To succeed at poker, you need to understand the rules and be able to read your opponents’ body language. This is important because your opponent’s tells can help you determine whether or not they have a strong hand. In addition, you need to be able to calculate your odds of winning the pot and make sound decisions accordingly.
You should also try to play against players that you have a skill edge over. This will ensure that you can make money consistently over the long run. You can do this by choosing the right limit and game format. In addition, you should always aim to win the most amount of money possible from each hand. Lastly, you should always have fun playing poker. If you don’t enjoy the game, you should take a break from it.
A good poker player knows how to slow-play a strong hand. This is a key concept because it allows them to build the pot and scare off other players who might be chasing their draws. In addition, it allows them to maximize the value of their strong hands.
The object of poker is to win the pot, which is the sum total of all of the bets made by the players in a single deal. This can be done by having the best poker hand, or by making a bet that no other player calls. Poker can be played with any number of players, from 2 to 14, but the ideal number is 6 or 7 players.

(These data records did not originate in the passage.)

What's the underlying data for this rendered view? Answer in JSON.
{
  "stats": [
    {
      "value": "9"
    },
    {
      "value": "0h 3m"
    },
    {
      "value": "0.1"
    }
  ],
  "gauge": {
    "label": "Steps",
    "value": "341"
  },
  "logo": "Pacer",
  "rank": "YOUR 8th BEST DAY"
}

There are many different ways to play poker, but most variations involve dealing a single round of betting. The first player to act places a bet, and each player must either call (match) the bet or raise it. Players may also check behind, which means that they will not bet on the next betting round.
In the last betting interval of a poker deal, one player has the privilege or obligation to place a bet, known as the cut-off position. This position gives him the advantage of being able to control the size of the pot by raising when the action is most likely to be against him. Moreover, the player who is in this position is better able to play back at aggressive players because they cannot react as easily as those in earlier positions.